A rock the size of a golf ball could be fatal, he said, and he estimated Thursday's fall was "10 times bigger" than the colossal chunk that broke off a day earlier.
"That anybody survived, it just blows my mind," he said.
Yager was coordinating a park cleanup when he saw a dust cloud, from about a mile away, billowing from the formation. Immediately, his phone began buzzing as people tried to figure out what had happened and emergency crews rolled to the scene.
"After [Wednesday], I guarantee there's no climbers climbing near that rock," he said. "If they were, they're crazy."
On Wednesday, a sheet of granite the height of a 13-story building — about 130 feet long, 65 feet wide and in some sections 10 feet thick — separated from the rock face and dropped to the base of El Capitan, officials said.
A couple were at the base of the cliff at the time of the crash. The man who was killed was identified Thursday as Andrew Foster, 32, of Wales, according to the National Park Service. His wife was airlifted to a hospital; her name has not been released.
The slab fell from a spot about 1,800 feet above the Yosemite Valley floor, officials said.
It was one of seven rockfalls that occurred in a four-hour span on a bright and sunny afternoon. In total, officials estimate about 1,300 tons of rock fell from El Capitan on Wednesday.
About 30 climbers were on El Capitan just before 2 p.m. Wednesday when the slab crashed down from the popular East Buttress climbing route, officials said.
The release point appears to have been near the waterfall route, where the seasonal Horsetail Fall flows in the winter and spring. The site draws experienced climbers from around the world seeking to scale the granite cliff face, which towers more than 3,000 feet above Yosemite Valley.
Dramatic photos posted on social media by witnesses showed a plume of dust billowing from the rock formation after the crash. After the dust cleared, a massive white scar was left behind.
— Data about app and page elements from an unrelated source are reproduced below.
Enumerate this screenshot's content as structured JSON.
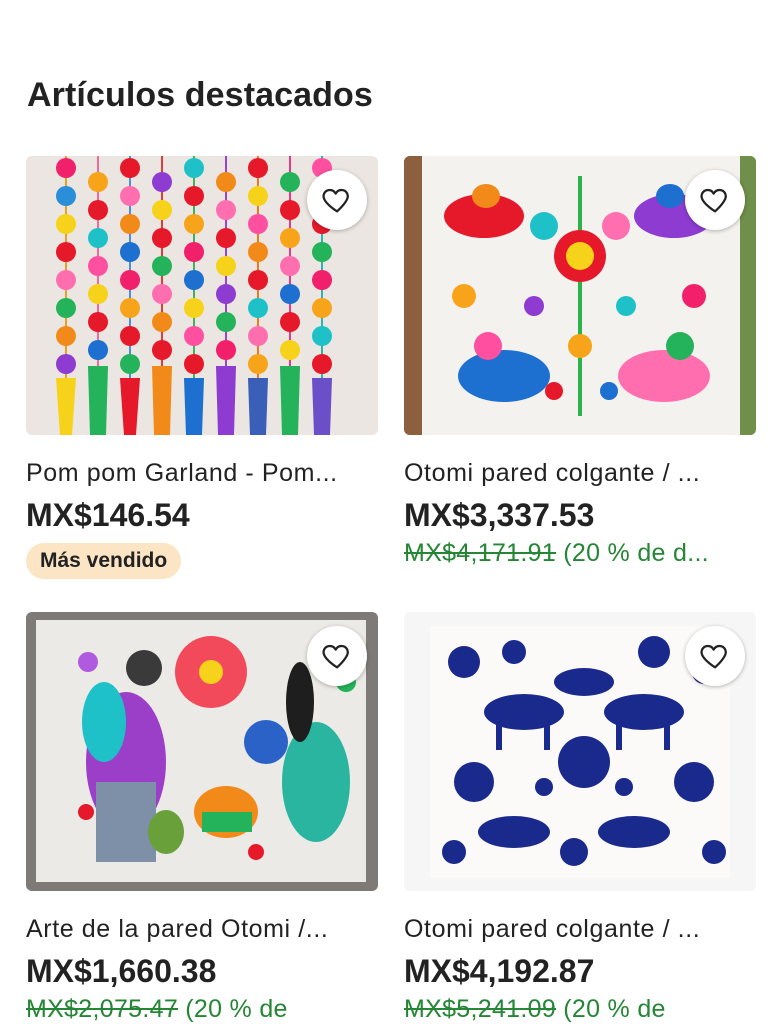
{
  "section": {
    "title": "Artículos destacados"
  },
  "items": [
    {
      "name": "Pom pom Garland - Pom...",
      "price": "MX$146.54",
      "badge": "Más vendido",
      "image_icon": "pom-pom-garland-photo"
    },
    {
      "name": "Otomi pared colgante / ...",
      "price": "MX$3,337.53",
      "original_price": "MX$4,171.91",
      "discount": "(20 % de d...",
      "image_icon": "otomi-multicolor-photo"
    },
    {
      "name": "Arte de la pared Otomi /...",
      "price": "MX$1,660.38",
      "original_price": "MX$2,075.47",
      "discount": "(20 % de",
      "image_icon": "otomi-women-photo"
    },
    {
      "name": "Otomi pared colgante / ...",
      "price": "MX$4,192.87",
      "original_price": "MX$5,241.09",
      "discount": "(20 % de",
      "image_icon": "otomi-blue-photo"
    }
  ],
  "favorite_icon": "heart-icon",
  "colors": {
    "text": "#222222",
    "discount_green": "#258635",
    "badge_bg": "#fce5c4",
    "blue_embroidery": "#1a2a8c"
  }
}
Yosemite Valley, with its steep, glacier-carved cliffs, has seen many rockfalls, though fatalities are rare. In more than a century of record-keeping, rockfalls at Yosemite have resulted in at least 17 fatalities, 85 injuries and damage to buildings, roads and trails, according to news and park reports.
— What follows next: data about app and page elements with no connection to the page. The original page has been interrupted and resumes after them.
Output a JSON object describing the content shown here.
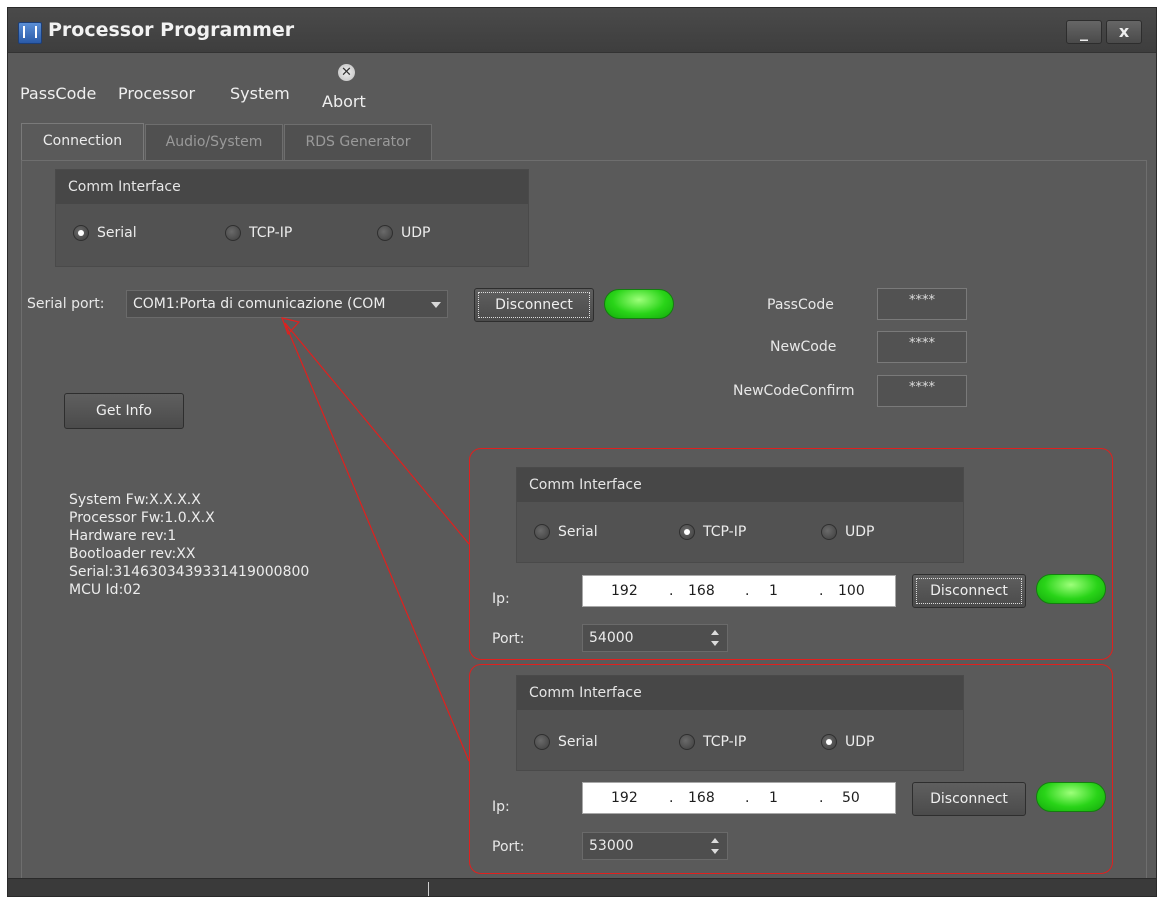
{
  "window": {
    "title": "Processor Programmer",
    "minimize_glyph": "_",
    "close_glyph": "x"
  },
  "menu": {
    "items": [
      "PassCode",
      "Processor",
      "System"
    ],
    "abort_label": "Abort",
    "abort_icon": "close-circle-icon"
  },
  "tabs": [
    {
      "label": "Connection",
      "active": true
    },
    {
      "label": "Audio/System",
      "active": false
    },
    {
      "label": "RDS Generator",
      "active": false
    }
  ],
  "comm_main": {
    "header": "Comm Interface",
    "options": [
      {
        "label": "Serial",
        "checked": true
      },
      {
        "label": "TCP-IP",
        "checked": false
      },
      {
        "label": "UDP",
        "checked": false
      }
    ]
  },
  "serial": {
    "label": "Serial port:",
    "value": "COM1:Porta di comunicazione (COM",
    "connect_label": "Disconnect",
    "status_color": "#29d418"
  },
  "passcodes": {
    "passcode_label": "PassCode",
    "passcode_value": "****",
    "newcode_label": "NewCode",
    "newcode_value": "****",
    "confirm_label": "NewCodeConfirm",
    "confirm_value": "****"
  },
  "get_info_label": "Get Info",
  "info_lines": [
    "System Fw:X.X.X.X",
    "Processor Fw:1.0.X.X",
    "Hardware rev:1",
    "Bootloader rev:XX",
    "Serial:314630343933141900080​0",
    "MCU Id:02"
  ],
  "tcp_panel": {
    "header": "Comm Interface",
    "options": [
      {
        "label": "Serial",
        "checked": false
      },
      {
        "label": "TCP-IP",
        "checked": true
      },
      {
        "label": "UDP",
        "checked": false
      }
    ],
    "ip_label": "Ip:",
    "ip": [
      "192",
      "168",
      "1",
      "100"
    ],
    "ip_dot": ".",
    "port_label": "Port:",
    "port": "54000",
    "connect_label": "Disconnect"
  },
  "udp_panel": {
    "header": "Comm Interface",
    "options": [
      {
        "label": "Serial",
        "checked": false
      },
      {
        "label": "TCP-IP",
        "checked": false
      },
      {
        "label": "UDP",
        "checked": true
      }
    ],
    "ip_label": "Ip:",
    "ip": [
      "192",
      "168",
      "1",
      "50"
    ],
    "ip_dot": ".",
    "port_label": "Port:",
    "port": "53000",
    "connect_label": "Disconnect"
  },
  "annotation_color": "#e0201e"
}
Most rockfalls occur during periods of heavy rain, snowmelt or cold temperatures. Geologists actively monitor the rock walls and hillsides throughout the park, officials have said.
"Granite rocks, any kind of rock, is more dynamic than people realize — pieces are falling off, they're constantly changing," Yager said. "Over the course of the years, these features gradually loosen … until one day, it's just a catastrophic release."
The dramatic rock formations were formed as layers of rock peeled away from the mountainsides, like an onion. The flakes remain attached at a few points but are completely hollow in the middle.
In Yosemite, these precarious attachments — geologists call them "exfoliations" — fall at a rate of one a week, on average. Most often, they collapse because water repeatedly freezes and thaws in the cracks, destabilizing the cliffs. Sometimes they fall apart during an earthquake.
Other times, though, rockfalls happen on sunny days with no sign of rain or seismic activity. Now geologists from the U.S. Geological Survey and the National Park Service have found a potential cause for the seemingly spontaneous rockfalls: heat.
As the temperature rises from morning to afternoon, the thin outer layer of rock moves ever so slightly away from the cliff, then returns as the evening cools.
As the cliffs inhale and exhale, so to speak, the tips of the cracks weaken. Over time, the cracks slowly open wider and the stress from the heat can prompt the rocks to fall.
For breaking California news, follow @JosephSerna on Twitter.
4:30 p.m. Updated with additional background on slides and new top.